◆ YOUR ASSIGNMENT
Go line by line through the entries below and copy those containing the string "Pesquisar".

◆ STORED DATA
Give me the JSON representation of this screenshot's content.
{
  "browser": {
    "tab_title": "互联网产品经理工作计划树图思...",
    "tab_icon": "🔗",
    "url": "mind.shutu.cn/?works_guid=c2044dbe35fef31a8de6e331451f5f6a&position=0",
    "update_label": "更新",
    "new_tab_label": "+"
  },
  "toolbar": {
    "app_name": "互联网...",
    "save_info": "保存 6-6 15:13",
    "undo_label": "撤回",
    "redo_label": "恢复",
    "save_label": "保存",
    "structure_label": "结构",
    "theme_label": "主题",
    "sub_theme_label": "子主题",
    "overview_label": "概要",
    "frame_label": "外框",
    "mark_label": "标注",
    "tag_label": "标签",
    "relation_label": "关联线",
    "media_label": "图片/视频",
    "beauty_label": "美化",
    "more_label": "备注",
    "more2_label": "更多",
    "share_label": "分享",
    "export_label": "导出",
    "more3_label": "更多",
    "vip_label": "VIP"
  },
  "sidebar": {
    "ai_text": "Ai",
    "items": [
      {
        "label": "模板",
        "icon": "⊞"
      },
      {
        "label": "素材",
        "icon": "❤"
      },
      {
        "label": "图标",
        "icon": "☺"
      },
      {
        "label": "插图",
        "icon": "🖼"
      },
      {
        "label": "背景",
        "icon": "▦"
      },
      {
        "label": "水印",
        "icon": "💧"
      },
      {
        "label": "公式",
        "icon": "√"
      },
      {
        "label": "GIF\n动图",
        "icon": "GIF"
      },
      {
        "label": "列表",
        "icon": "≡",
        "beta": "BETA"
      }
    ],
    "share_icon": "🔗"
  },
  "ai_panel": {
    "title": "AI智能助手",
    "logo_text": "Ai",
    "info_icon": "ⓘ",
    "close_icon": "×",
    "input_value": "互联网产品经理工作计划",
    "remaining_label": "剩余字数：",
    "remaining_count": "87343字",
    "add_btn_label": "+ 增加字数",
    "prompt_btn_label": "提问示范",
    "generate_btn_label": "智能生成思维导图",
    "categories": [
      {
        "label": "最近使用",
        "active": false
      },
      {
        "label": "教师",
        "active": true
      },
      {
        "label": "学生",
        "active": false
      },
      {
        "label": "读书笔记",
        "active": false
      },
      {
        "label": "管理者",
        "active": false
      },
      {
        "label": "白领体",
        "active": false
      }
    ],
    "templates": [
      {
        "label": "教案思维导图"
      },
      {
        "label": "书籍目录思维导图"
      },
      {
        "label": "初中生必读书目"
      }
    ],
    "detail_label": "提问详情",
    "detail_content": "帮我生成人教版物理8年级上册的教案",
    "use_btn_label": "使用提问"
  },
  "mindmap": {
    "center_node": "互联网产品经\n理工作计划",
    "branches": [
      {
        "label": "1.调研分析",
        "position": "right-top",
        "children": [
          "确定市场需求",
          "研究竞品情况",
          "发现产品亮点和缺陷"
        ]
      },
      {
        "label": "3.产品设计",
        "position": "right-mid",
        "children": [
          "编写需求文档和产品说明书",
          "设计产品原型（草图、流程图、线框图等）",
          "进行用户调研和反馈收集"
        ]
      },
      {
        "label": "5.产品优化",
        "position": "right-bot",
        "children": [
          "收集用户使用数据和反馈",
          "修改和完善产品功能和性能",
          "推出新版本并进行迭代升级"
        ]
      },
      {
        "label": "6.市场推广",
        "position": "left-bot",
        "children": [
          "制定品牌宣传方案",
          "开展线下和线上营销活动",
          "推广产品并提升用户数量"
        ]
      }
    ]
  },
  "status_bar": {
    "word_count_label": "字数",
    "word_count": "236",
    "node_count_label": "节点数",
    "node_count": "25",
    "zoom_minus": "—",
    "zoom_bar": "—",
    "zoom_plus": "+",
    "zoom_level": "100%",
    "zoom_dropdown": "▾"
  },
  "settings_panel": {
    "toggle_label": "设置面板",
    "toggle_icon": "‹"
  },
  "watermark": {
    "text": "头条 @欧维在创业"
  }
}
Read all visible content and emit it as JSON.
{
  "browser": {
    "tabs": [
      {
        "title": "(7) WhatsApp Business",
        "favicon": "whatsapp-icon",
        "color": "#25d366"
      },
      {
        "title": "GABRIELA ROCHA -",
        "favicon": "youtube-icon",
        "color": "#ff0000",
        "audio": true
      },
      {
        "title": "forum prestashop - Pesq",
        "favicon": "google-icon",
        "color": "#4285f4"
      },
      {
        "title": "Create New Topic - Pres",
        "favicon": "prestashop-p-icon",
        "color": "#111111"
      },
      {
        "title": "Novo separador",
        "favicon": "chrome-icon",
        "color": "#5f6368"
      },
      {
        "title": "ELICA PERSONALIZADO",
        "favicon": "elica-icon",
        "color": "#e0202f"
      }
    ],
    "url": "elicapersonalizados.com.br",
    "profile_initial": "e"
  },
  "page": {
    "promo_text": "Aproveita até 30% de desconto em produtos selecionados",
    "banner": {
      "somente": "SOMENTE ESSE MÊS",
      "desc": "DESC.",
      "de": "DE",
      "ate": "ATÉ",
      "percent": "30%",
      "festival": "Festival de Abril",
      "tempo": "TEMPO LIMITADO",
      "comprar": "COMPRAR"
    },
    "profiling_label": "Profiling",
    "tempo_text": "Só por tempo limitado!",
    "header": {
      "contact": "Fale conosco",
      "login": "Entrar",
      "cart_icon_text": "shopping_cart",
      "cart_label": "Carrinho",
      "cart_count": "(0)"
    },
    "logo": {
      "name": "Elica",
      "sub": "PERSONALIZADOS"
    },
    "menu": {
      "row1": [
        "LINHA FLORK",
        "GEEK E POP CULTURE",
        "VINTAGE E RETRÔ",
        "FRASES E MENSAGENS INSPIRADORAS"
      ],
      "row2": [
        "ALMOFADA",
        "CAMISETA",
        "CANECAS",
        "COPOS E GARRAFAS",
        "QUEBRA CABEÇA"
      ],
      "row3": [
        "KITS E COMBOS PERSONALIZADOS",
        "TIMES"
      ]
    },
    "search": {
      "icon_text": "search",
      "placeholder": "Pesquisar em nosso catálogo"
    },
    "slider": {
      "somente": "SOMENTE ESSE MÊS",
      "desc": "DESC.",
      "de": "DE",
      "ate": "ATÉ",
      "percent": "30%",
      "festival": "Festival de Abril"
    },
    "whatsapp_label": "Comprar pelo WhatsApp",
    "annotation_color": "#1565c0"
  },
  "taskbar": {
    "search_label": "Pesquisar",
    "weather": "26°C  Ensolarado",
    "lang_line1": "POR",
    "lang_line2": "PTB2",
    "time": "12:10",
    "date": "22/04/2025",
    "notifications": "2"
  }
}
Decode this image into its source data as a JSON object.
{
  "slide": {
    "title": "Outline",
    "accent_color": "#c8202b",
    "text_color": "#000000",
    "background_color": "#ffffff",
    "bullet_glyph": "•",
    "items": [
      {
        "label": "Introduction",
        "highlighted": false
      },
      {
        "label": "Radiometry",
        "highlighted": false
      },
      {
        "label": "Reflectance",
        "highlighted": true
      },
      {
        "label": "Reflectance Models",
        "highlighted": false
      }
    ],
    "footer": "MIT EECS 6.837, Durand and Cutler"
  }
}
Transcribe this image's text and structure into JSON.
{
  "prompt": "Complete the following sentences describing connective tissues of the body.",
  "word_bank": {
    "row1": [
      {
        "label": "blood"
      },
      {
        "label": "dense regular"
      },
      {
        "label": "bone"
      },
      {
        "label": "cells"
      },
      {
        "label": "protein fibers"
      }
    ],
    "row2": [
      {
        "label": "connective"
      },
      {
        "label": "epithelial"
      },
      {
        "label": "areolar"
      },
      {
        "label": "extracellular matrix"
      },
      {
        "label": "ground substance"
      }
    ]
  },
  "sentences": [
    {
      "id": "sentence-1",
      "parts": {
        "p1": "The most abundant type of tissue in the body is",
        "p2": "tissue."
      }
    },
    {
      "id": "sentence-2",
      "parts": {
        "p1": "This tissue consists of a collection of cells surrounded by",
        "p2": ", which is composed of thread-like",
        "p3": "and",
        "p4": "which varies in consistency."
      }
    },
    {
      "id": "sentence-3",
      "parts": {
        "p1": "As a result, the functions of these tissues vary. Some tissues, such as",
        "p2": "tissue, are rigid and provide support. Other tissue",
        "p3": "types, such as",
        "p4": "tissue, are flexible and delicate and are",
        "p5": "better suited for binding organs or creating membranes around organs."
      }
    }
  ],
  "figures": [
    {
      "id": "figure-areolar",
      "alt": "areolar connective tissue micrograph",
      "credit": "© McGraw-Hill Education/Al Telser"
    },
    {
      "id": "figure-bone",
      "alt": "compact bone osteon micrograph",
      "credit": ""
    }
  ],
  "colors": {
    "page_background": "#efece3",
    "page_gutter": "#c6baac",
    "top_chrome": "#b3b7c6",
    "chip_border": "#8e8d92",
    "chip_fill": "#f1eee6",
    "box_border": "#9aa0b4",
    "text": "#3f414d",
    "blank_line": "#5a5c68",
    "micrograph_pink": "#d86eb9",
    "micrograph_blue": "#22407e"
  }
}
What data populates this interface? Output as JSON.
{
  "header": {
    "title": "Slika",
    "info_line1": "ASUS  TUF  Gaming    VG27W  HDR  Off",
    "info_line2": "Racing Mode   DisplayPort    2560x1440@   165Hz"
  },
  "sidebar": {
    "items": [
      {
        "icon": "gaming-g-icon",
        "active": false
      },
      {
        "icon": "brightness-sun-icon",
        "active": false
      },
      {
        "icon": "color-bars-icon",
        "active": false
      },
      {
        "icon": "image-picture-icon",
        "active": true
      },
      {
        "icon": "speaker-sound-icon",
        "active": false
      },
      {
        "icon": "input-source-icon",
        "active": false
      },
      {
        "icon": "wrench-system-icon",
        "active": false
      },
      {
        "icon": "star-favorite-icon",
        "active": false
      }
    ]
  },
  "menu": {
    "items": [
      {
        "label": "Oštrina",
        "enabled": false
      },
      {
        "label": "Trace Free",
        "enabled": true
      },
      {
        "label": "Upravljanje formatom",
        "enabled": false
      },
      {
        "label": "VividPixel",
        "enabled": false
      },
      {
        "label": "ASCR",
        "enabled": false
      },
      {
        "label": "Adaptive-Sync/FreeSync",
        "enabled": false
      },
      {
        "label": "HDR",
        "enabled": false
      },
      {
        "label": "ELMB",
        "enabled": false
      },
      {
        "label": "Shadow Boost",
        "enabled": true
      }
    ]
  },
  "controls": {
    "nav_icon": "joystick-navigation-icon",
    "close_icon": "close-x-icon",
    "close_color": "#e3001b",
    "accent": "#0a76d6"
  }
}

◆ TASK OUTPUT
      "placeholder": "Pesquisar em nosso catálogo"
    "search_label": "Pesquisar",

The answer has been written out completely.